Those who challenge the palm oil plantation are being harassed. In a statement, Pangalasag, which literally means indigenous shield, informed Kalumbay Regional Lumad Organization that on September 24, 2011 that their leaders and members are being harassed and intimidated.
Officers of their organization have been put under surveillance, have reportedly been harassed through text messages, and were maltreated by company guards. “The company’s systematic violation of their rights has been left unnoticed because of the remoteness of the community, and the low literacy level of the victims to seek redress in courts,” the statement read.
At around 11:00 a.m. last March 10, 2011, Pangalasag members namely Edwin Baranggot, Jemar Armilla, Fausto Magpulong, Raul Magpulong, Jose Paborada, Dante Paborada and Ruel Tagupa were on their way to gather bagacay, a variety of bamboo, but did not proceed because they were apprehended by an armed group while they were resting after a long walk.
“They opened fired on us and we ran for our lives,” Armilla told Bulatlat.com in an interview. He said he was soon left behind and hid under a bush but was unfortunately found by a man who introduced himself as a member of the National Bureau of Investigation.
“Let us just kill him. He will just rot, nobody would look for him,” Armilla said, quoting one of the members of the armed group.
Barangot, on the other hand, surrendered upon seeing a man pointing a gun at Armilla. He was handcuffed and was hit on his leg. Both Barangot and Armilla were brought to the Opol Police Station where they were detained for two hours. One of the NBI agents also punched Armilla on his chest three times. The two were eventually transferred to the NBI office at the Provincial Capitol Grounds in Cagayan de Oro City, where they were detained for a night. They were charged by the NBI of direct assault.
Both Barangot and Armilla were released after posting bail, amounting to $311 for the two of them.
They learned later on that the A Brown called the NBI and the police because of some “armed men” roaming the plantation. Armilla said obviously they were not the “armed men” that A Brown was referring to. He told Bulatlat.com that he is only a farm worker in a nearby coconut plantation, earning only roughly $2.7 a day.
More violations to come
Kalumbay chairman Jomorito Goaynon said that in most cases, giant companies behind these plantations are almost always allowed by the local government to cultivate the land even if the locals, in this case, indigenous peoples, do not allow it.
To force the people into allowing the plantations to enter their community, Goaynon said, companies would hire village officials to convince the residents. Aside from the two peasants who were jailed in March, he said, their organization has documented at least five families who were harassed by either the company guards or village officials since A Brown began their exploration stage late in 2010.
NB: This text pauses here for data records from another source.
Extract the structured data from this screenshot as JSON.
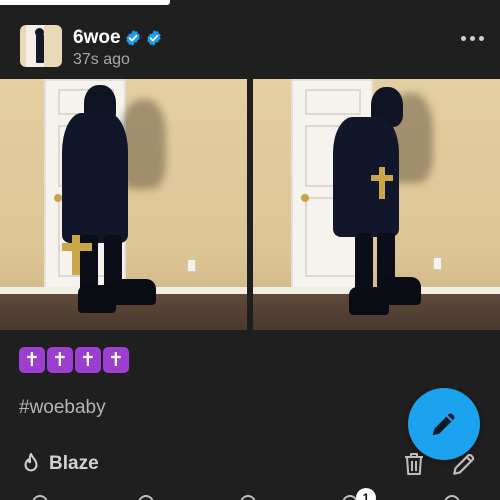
{
  "post": {
    "username": "6woe",
    "timestamp": "37s ago",
    "emoji_text": [
      "✝",
      "✝",
      "✝",
      "✝"
    ],
    "hashtag": "#woebaby"
  },
  "actions": {
    "blaze_label": "Blaze"
  },
  "bottom_nav": {
    "notification_count": "1"
  },
  "colors": {
    "background": "#1f1f1f",
    "accent_blue": "#1ca3ef",
    "verified_blue": "#1d9bf0",
    "emoji_purple": "#9b3fd1"
  },
  "icons": [
    "verified-badge-icon",
    "more-options-icon",
    "flame-icon",
    "trash-icon",
    "pencil-icon",
    "compose-pencil-icon"
  ]
}
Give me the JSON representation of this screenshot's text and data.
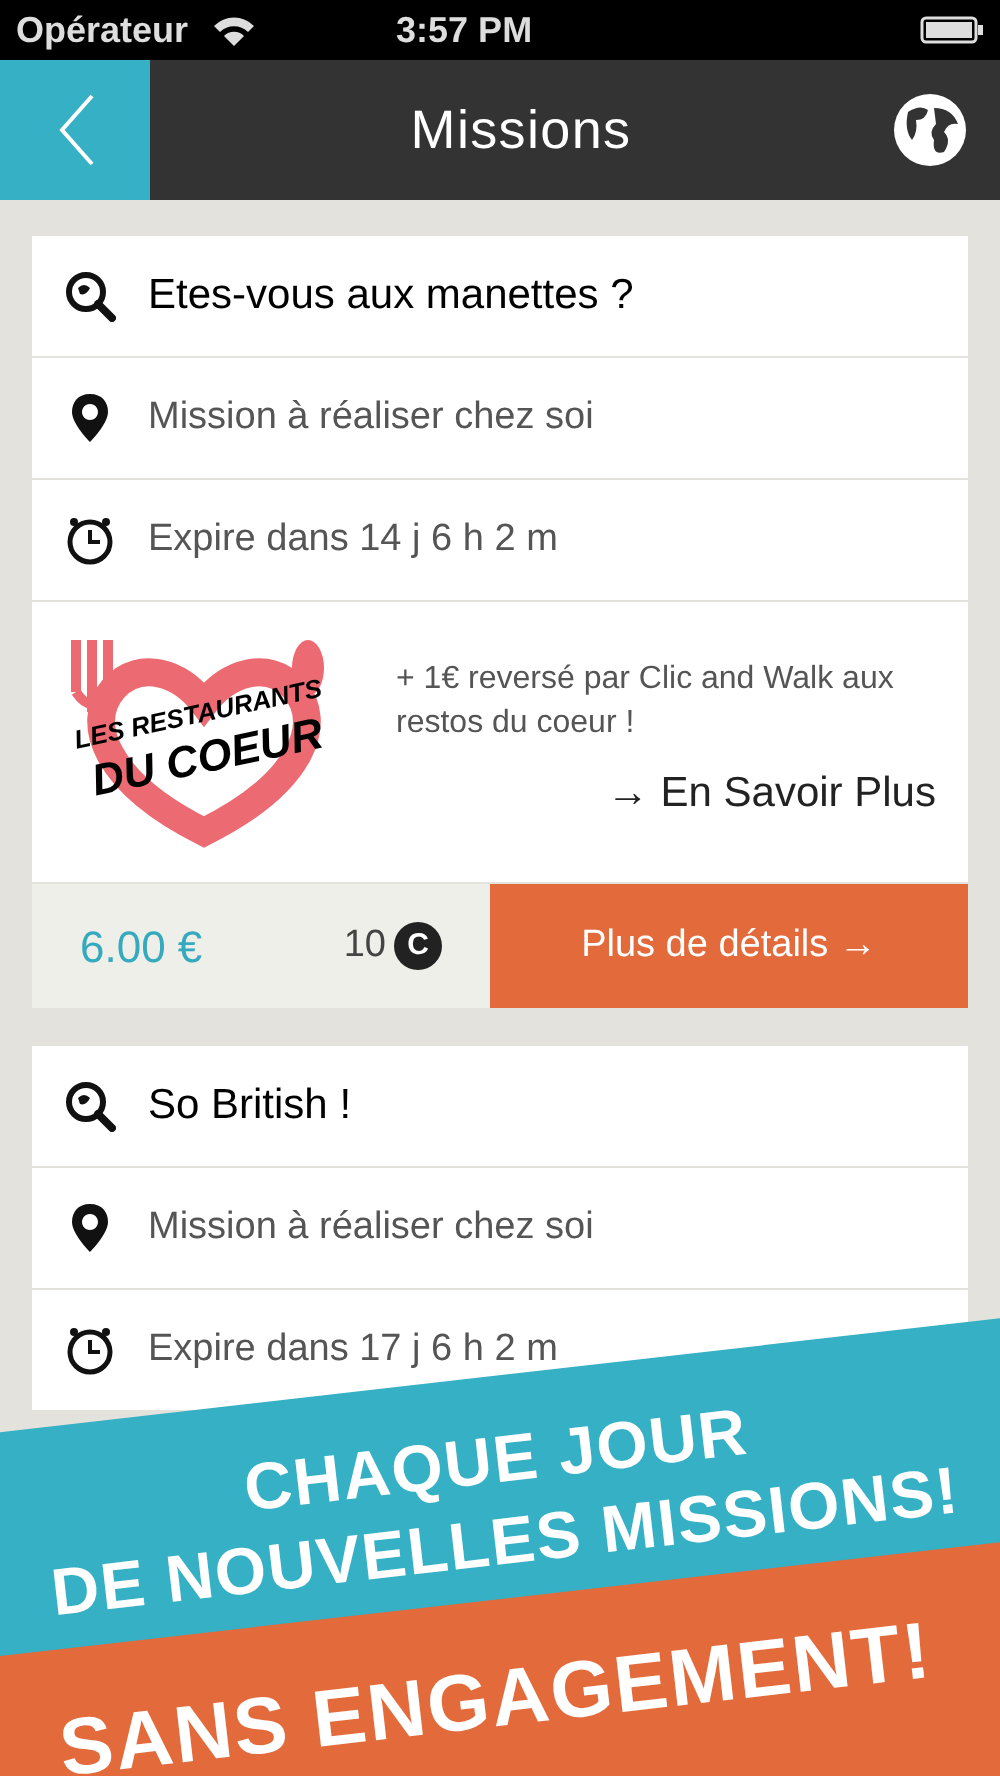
{
  "status_bar": {
    "carrier": "Opérateur",
    "time": "3:57 PM"
  },
  "nav": {
    "title": "Missions"
  },
  "missions": [
    {
      "title": "Etes-vous aux manettes ?",
      "location": "Mission à réaliser chez soi",
      "expiry": "Expire dans 14 j 6 h 2 m",
      "promo": {
        "logo_top": "LES RESTAURANTS",
        "logo_bottom": "DU COEUR",
        "text": "+ 1€ reversé par Clic and Walk aux restos du coeur !",
        "link": "→  En Savoir Plus"
      },
      "footer": {
        "price": "6.00 €",
        "coins": "10",
        "coin_symbol": "C",
        "button": "Plus de détails →"
      }
    },
    {
      "title": "So British !",
      "location": "Mission à réaliser chez soi",
      "expiry": "Expire dans 17 j 6 h 2 m"
    }
  ],
  "banners": [
    {
      "lines": [
        "CHAQUE JOUR",
        "DE NOUVELLES MISSIONS!"
      ],
      "color": "#35b0c4"
    },
    {
      "lines": [
        "SANS ENGAGEMENT!"
      ],
      "color": "#e36a3b"
    }
  ]
}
Goaynon said harmful chemicals being sprayed on the palm trees could severely damage other crops such as coconut, corn and rice. The worst, he said, is when it would finally pollute the source of potable water of the community.
While there are still no military units deployed in the area, Goaynon said, they are expecting that this would soon happen. The incident, where Armilla and Barangot were taken at gunpoint and charged in court, is a sign that more human rights violations have yet to come.
“We do not believe that there is an armed group, nor the NPA,” referring to the communist New People’s Army,” in the area. All of these are mere tactics to silence the community because of their struggle against the palm oil plantation,” Goaynon told Bulatlat.com in an interview.
Goaynon said it is now in the hands of the national government to revoke the permit it gave to A Brown. “The palm oil plantation would not be of help to the country’s economy because the produce would not be for local consumption,” he said, “We will file our formal complaint before respective government offices to put a stop to the plantation.”